From the listing below, copy every line with the word "code".

==================================================

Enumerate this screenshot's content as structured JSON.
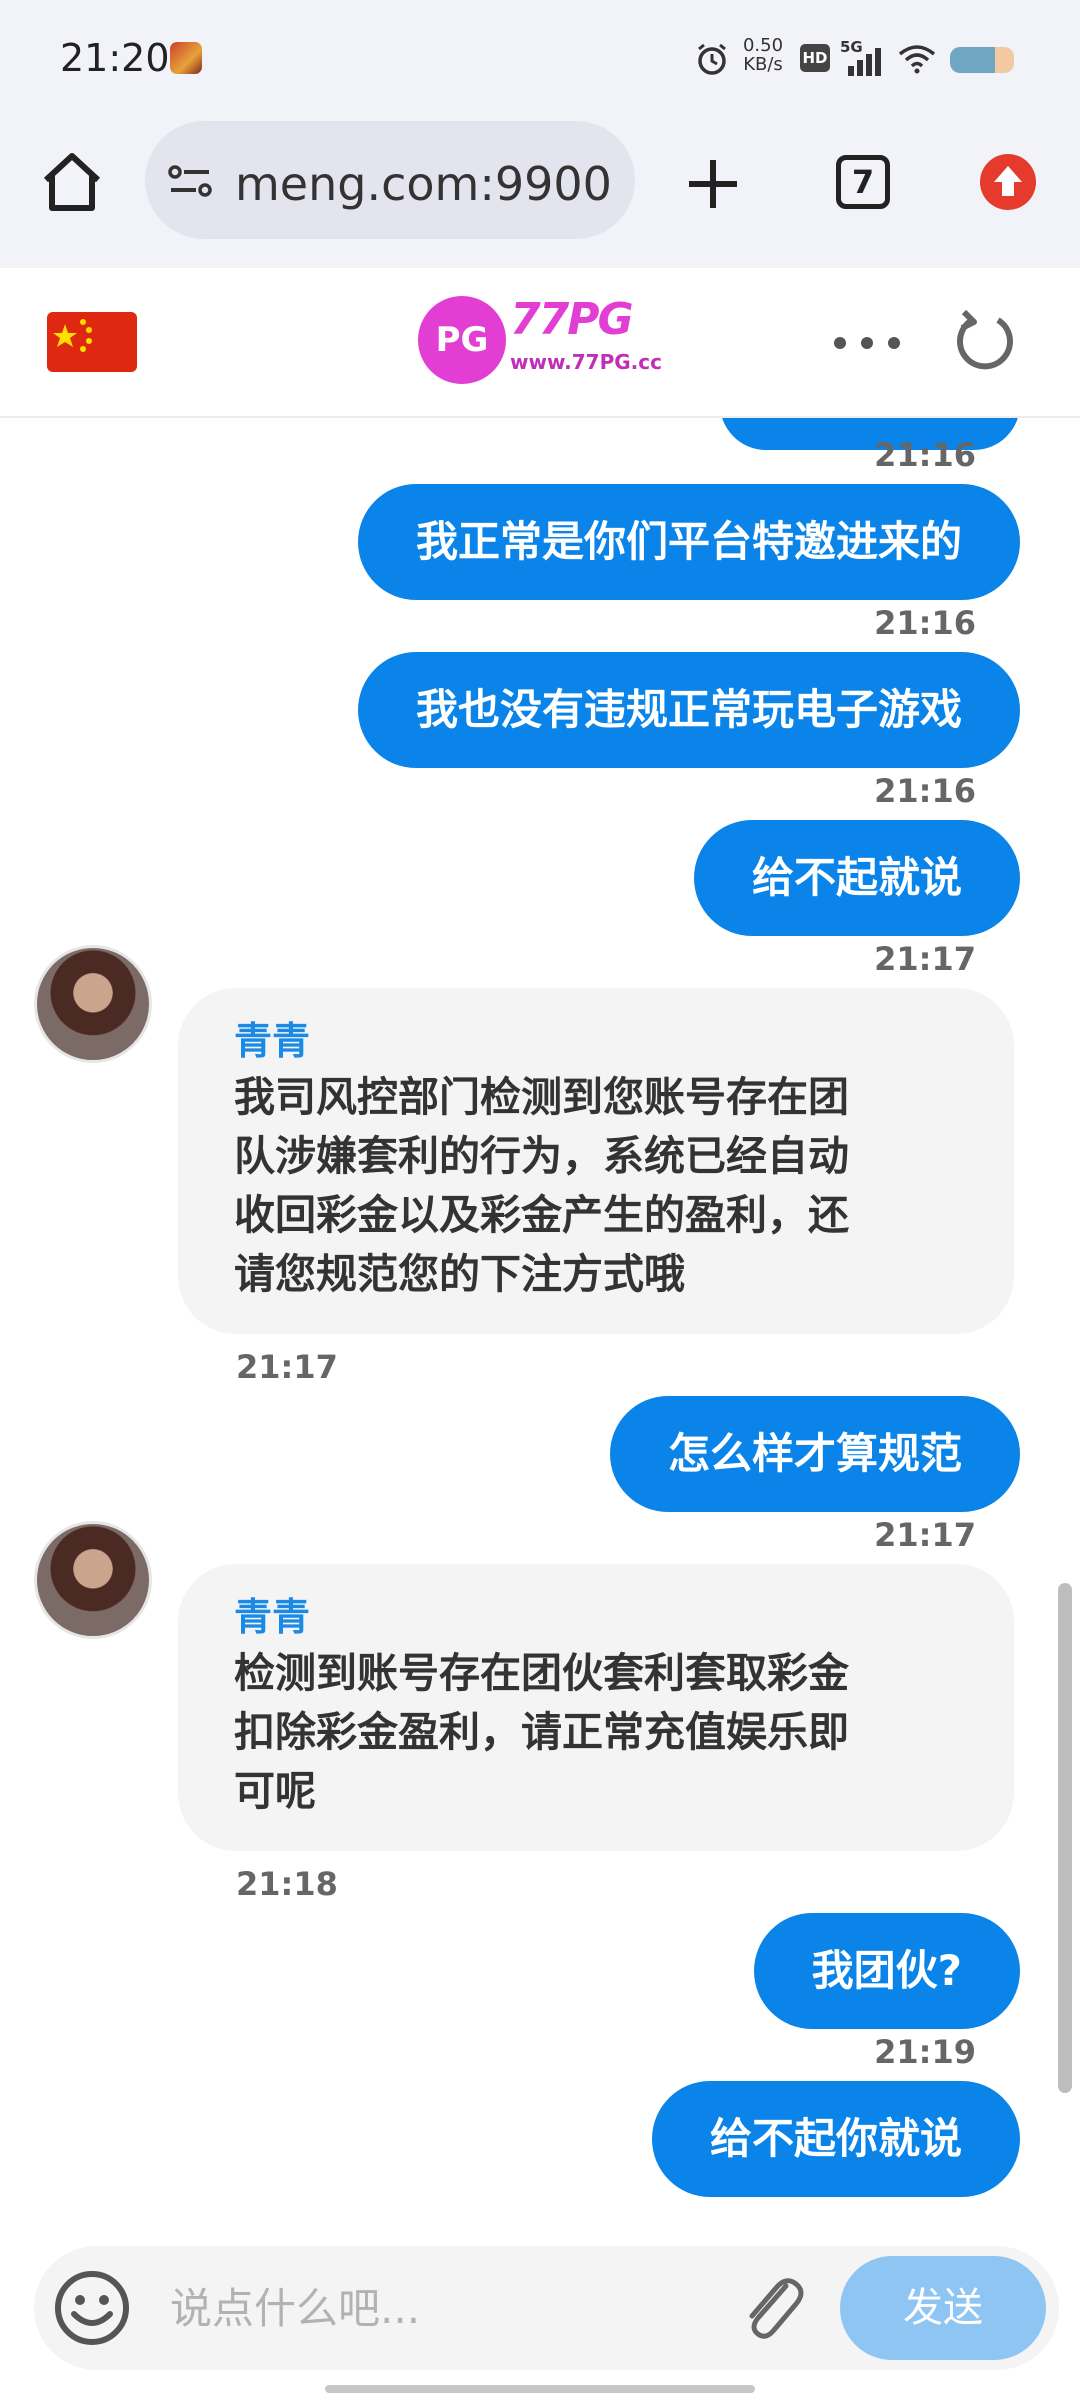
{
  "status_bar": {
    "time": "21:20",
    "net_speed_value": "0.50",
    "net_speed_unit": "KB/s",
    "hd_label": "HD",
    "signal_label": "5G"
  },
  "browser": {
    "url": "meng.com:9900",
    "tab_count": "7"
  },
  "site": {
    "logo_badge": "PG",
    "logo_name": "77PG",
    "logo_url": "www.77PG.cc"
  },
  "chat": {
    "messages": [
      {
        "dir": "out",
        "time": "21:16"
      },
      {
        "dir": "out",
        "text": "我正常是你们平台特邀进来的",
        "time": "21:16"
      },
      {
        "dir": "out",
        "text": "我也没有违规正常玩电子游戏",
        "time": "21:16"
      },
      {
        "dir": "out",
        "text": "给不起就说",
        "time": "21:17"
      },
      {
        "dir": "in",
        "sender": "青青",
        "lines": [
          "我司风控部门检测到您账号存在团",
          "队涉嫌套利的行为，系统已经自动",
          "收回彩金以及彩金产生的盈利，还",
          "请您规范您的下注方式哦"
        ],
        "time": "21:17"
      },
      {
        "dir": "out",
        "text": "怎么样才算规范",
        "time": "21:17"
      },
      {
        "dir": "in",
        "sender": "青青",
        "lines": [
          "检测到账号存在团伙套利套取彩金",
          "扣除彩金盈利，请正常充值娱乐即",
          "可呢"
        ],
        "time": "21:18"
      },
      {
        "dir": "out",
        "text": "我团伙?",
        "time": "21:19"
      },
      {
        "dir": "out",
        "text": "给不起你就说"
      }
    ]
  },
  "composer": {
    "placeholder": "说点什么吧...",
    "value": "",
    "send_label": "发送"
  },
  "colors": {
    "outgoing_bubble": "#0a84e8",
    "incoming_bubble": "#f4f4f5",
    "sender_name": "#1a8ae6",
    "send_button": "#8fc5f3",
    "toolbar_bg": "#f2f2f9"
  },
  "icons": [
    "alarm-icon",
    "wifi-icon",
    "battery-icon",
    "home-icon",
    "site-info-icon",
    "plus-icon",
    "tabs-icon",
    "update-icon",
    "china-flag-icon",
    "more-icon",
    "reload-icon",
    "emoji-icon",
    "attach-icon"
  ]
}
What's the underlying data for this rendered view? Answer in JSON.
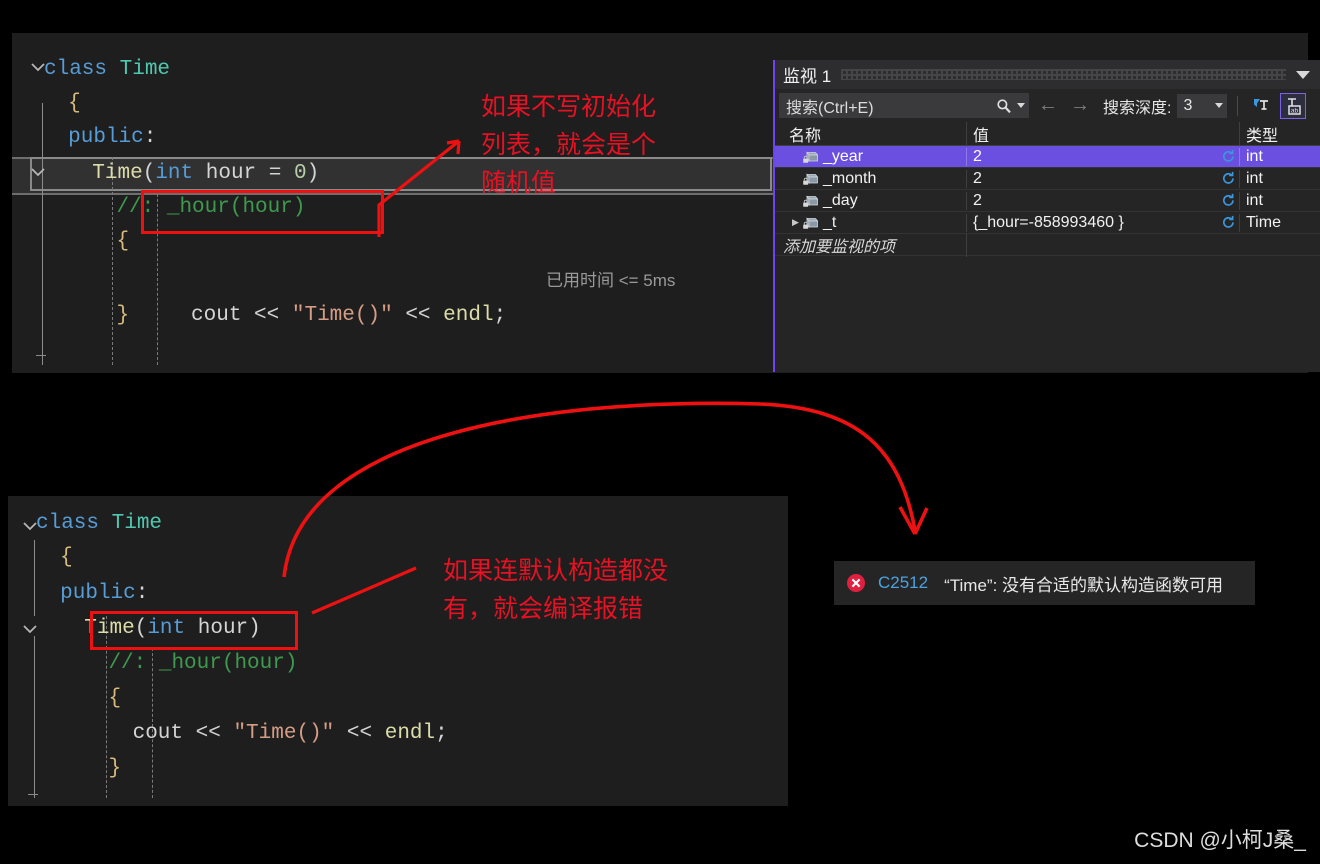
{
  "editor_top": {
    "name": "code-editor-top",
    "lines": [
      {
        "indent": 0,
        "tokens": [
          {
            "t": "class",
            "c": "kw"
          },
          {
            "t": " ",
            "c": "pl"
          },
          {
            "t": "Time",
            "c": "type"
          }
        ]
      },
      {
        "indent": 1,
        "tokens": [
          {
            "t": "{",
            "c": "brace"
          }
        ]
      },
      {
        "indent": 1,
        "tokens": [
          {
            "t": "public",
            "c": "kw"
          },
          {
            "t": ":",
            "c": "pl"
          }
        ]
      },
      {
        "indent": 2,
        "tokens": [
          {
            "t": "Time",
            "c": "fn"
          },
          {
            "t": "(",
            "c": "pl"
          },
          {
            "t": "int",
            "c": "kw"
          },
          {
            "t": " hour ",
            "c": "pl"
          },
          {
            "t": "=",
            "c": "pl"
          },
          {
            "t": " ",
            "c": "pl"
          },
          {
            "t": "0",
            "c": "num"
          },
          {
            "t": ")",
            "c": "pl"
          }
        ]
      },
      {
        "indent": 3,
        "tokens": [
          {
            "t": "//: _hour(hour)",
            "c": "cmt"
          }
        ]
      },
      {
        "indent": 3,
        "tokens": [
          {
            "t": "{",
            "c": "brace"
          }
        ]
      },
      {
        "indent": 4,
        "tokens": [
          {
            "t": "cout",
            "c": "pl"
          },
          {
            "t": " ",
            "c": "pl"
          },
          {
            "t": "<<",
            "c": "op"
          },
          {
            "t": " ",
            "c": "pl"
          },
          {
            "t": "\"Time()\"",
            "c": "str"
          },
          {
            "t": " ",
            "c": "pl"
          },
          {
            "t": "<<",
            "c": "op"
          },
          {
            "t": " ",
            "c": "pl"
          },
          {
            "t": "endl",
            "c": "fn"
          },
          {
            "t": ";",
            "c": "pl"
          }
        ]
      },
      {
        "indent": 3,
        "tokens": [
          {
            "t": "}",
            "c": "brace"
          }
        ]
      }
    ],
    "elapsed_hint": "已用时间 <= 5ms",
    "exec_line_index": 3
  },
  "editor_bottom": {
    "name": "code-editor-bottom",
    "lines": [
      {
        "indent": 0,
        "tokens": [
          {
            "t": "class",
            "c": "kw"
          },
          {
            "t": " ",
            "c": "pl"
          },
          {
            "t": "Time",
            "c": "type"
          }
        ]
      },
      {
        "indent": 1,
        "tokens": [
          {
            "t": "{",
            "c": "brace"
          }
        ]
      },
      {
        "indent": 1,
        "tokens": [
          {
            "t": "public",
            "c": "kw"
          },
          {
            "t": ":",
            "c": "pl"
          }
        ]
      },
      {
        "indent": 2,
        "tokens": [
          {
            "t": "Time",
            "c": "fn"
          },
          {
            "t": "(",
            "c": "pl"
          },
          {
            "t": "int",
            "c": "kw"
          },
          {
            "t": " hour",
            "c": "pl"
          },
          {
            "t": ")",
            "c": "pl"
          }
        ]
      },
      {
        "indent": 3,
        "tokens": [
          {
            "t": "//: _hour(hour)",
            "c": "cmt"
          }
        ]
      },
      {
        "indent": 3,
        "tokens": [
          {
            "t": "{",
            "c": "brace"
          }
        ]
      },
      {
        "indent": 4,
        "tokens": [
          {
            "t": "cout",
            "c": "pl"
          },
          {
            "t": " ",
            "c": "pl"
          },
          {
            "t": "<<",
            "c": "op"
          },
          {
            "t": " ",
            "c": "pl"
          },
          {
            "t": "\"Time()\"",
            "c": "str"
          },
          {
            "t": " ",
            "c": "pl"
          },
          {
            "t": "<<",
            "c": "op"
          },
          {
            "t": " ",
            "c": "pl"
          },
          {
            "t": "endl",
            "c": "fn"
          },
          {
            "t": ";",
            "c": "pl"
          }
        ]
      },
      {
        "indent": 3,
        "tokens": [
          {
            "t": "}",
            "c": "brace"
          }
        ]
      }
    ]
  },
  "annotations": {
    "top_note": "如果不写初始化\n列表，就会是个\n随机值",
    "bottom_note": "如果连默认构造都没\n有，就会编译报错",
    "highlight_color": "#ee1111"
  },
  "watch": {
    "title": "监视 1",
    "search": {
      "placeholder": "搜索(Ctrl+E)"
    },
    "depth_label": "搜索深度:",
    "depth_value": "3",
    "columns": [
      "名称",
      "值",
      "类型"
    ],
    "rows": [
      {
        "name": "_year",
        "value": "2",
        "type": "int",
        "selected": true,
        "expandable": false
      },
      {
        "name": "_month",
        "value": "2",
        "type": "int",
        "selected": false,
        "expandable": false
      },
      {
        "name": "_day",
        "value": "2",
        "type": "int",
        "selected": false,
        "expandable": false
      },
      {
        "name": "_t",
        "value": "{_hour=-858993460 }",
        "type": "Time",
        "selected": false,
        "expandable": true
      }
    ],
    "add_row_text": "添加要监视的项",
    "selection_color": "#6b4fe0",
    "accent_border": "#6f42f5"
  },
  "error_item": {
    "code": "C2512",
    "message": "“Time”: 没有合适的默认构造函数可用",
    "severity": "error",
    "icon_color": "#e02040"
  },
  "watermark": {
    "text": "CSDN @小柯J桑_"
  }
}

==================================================

### TASK RESPONSE
    "name": "code-editor-top",
    "name": "code-editor-bottom",
    "code": "C2512",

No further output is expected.